properties, but it does have the unfortunate side-effect of
unnecessarily aborting conflicting updates.
In the worst case, a long sequence of RCU readers could
potentially starve all updaters, which could in theory result
in system hangs.
In addition, not all TM implementations offer the strong
atomicity required to implement this approach.
- RCU readers that run concurrently with conflicting TM updates
get old (pre-transaction) values from any conflicting RCU loads.
This preserves RCU semantics and performance, and also
prevents RCU-update starvation.
However, not all TM implementations can provide timely access
to old values of variables that have been tentatively updated
by an in-flight transaction.
In particular, log-based TM implementations that maintain
old values in the log (thus making for excellent TM commit
performance) are not likely to be happy with this approach.
Perhaps the rcu_dereference() primitive can be leveraged
to permit RCU to access the old values within a greater
range of TM implementations, though performance might still
be an issue.
- If an RCU reader executes an access that conflicts with an
in-flight transaction, then that RCU access is delayed
until the conflicting transaction either commits or aborts.
This approach preserves RCU semantics, but not RCU's performance
or real-time response, particularly in presence of long-running
In addition, not all TM implementations are capable of
delaying conflicting accesses.
That said, this approach seems eminently reasonable for
hardware TM implementations that support only small
- RCU readers are converted to transactions.
This approach pretty much guarantees that RCU is compatible
with any TM implementation, but it also imposes TM's rollbacks
on RCU read-side critical sections, destroying RCU's real-time
response guarantees, and also degrading RCU's read-side

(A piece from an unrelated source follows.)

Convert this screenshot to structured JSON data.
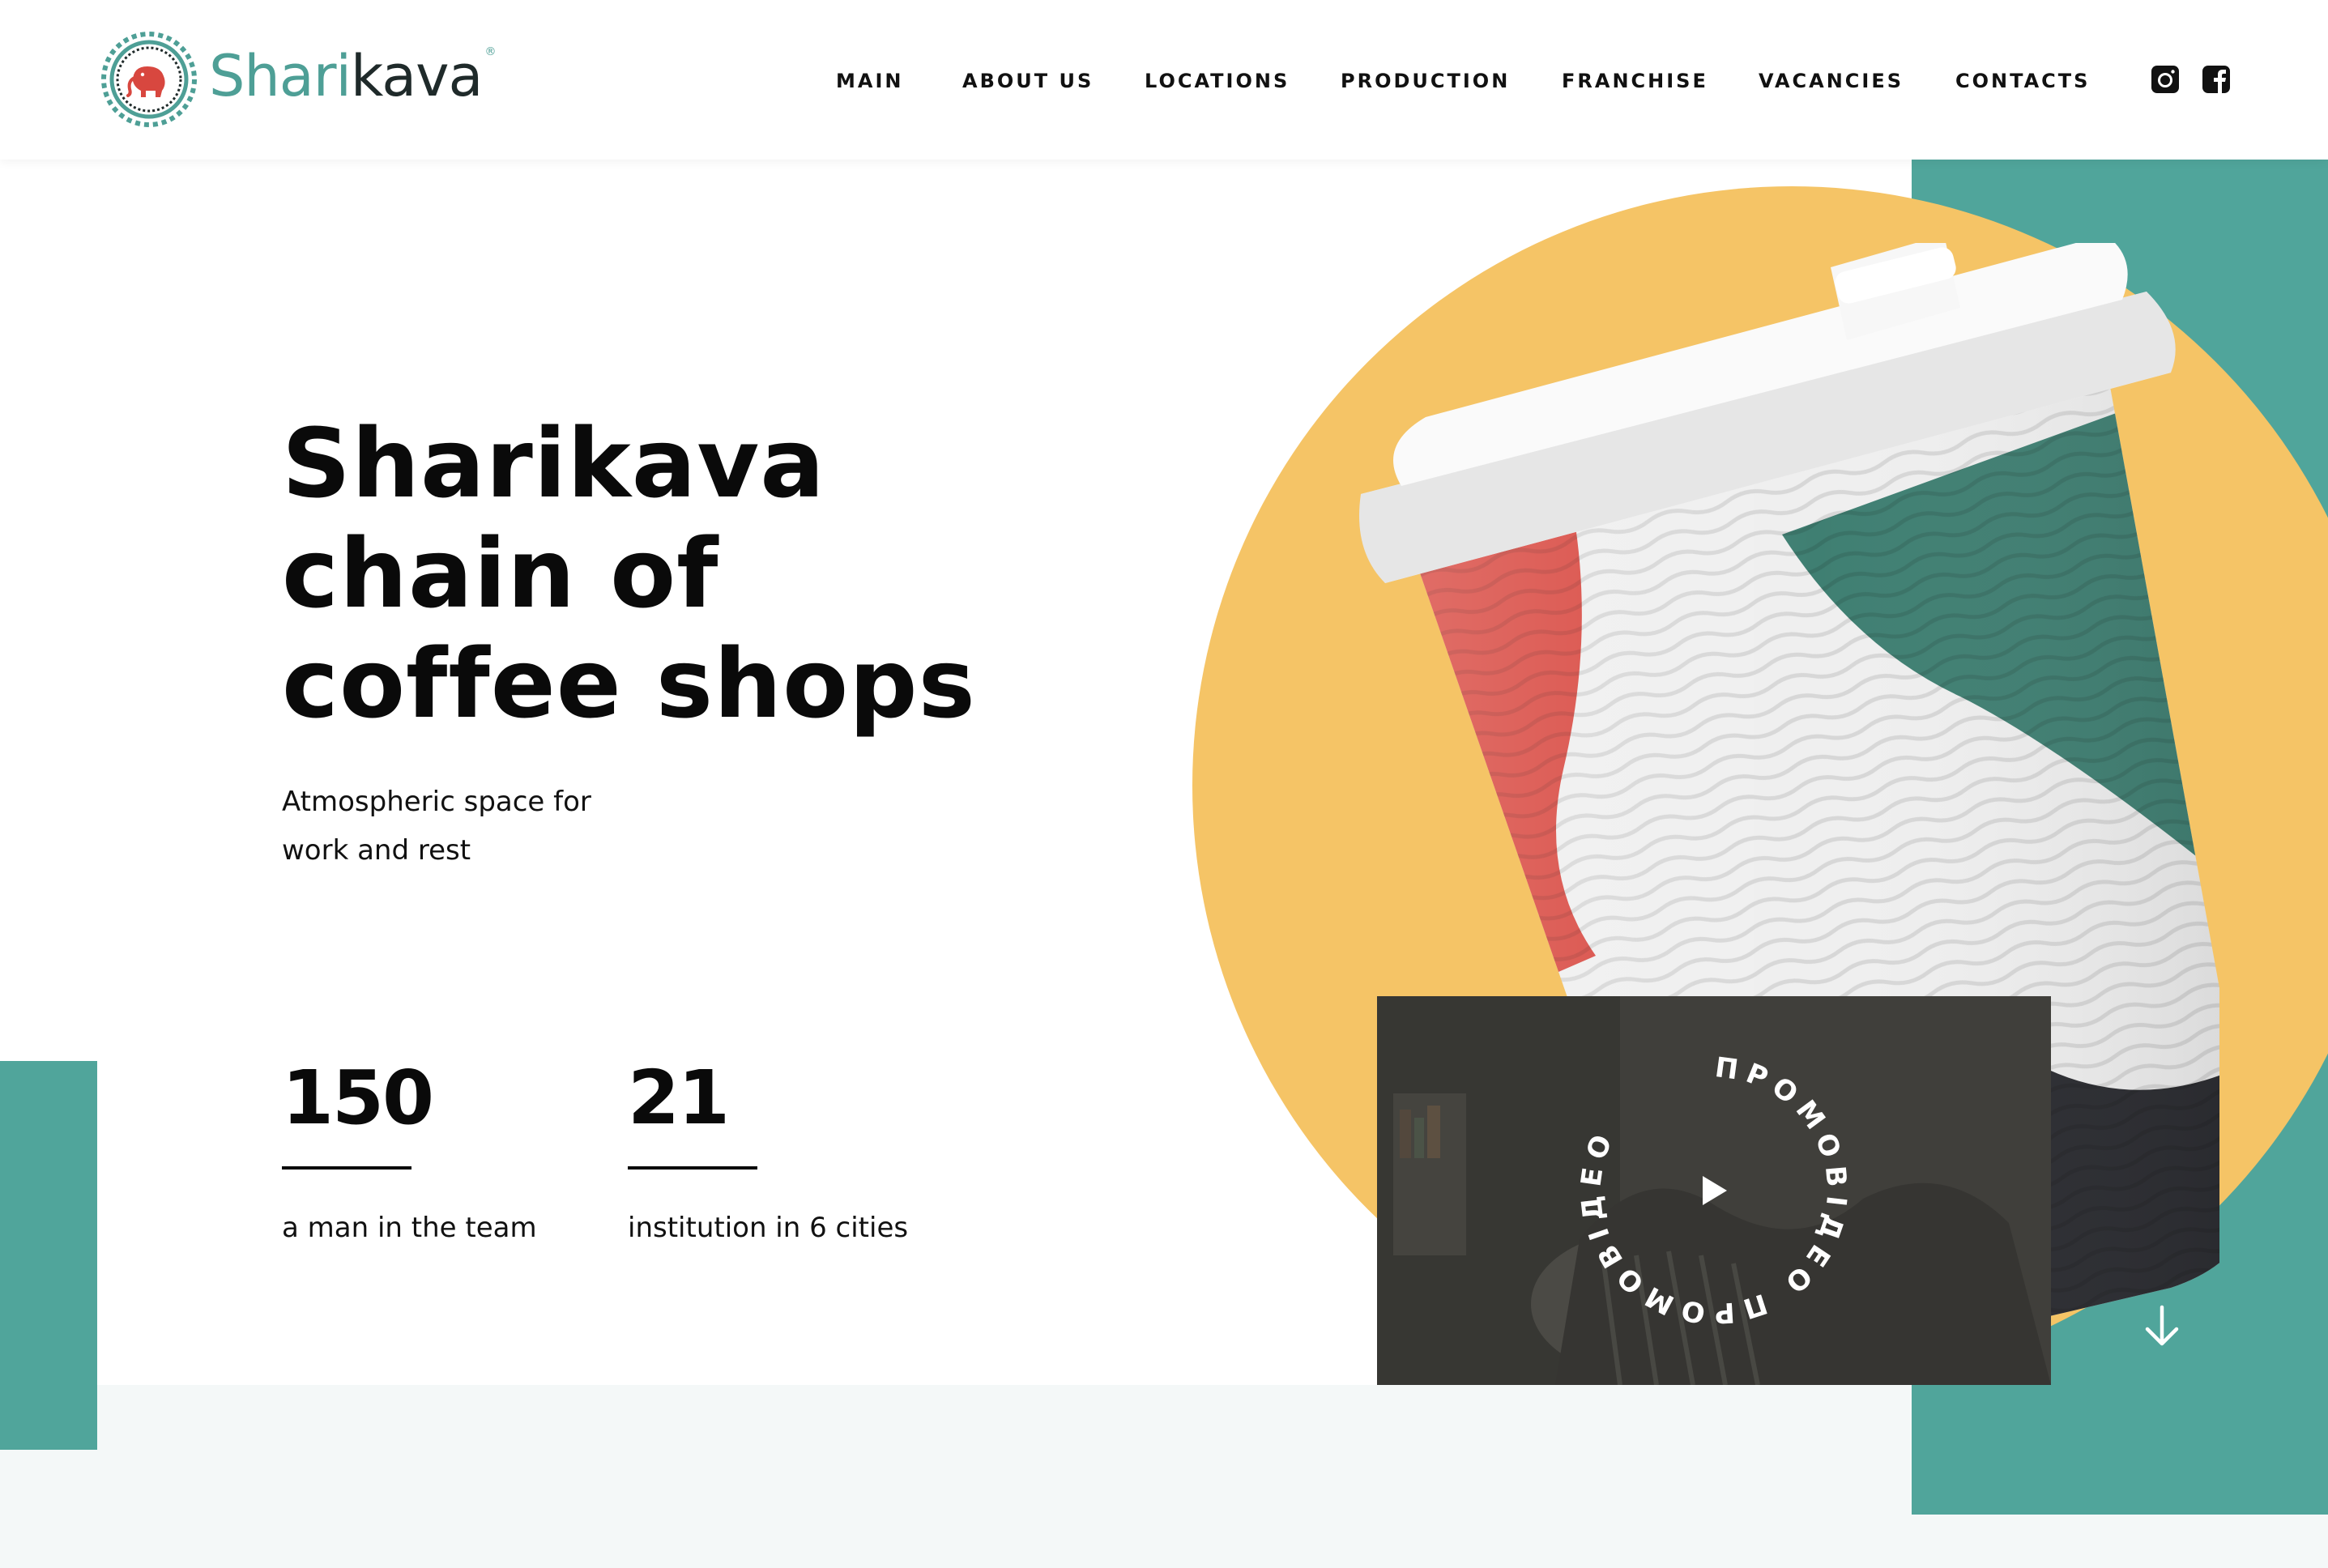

Furthermore, this approach is infeasible in cases where any
of the RCU read-side critical sections contains operations that
the TM implementation in question is incapable of handling.
- Many update-side uses of RCU modify a single pointer to publish
a new data structure.
In some these cases, RCU can safely be permitted to see
a transactional pointer update that is subsequently rolled back,
as long as the transaction respects memory ordering and as
long as the roll-back process uses call_rcu() to free up
the corresponding structure.
Unfortunately, not all TM implementations respect memory
barriers within a tranaction.
Apparently, the thought is that because transactions are
supposed to be atomic, the ordering of the accesses within
the transaction is not supposed to matter.
- Prohibit use of TM in RCU updates.
This is guaranteed to work, but seems a bit restrictive.
It seems likely that additional approaches will be uncovered,
especially given the advent of user-level RCU implementations.
Kudos to the TxLinux group, Maged Michael, and Josh Triplett for
coming up with a number of the above alternatives.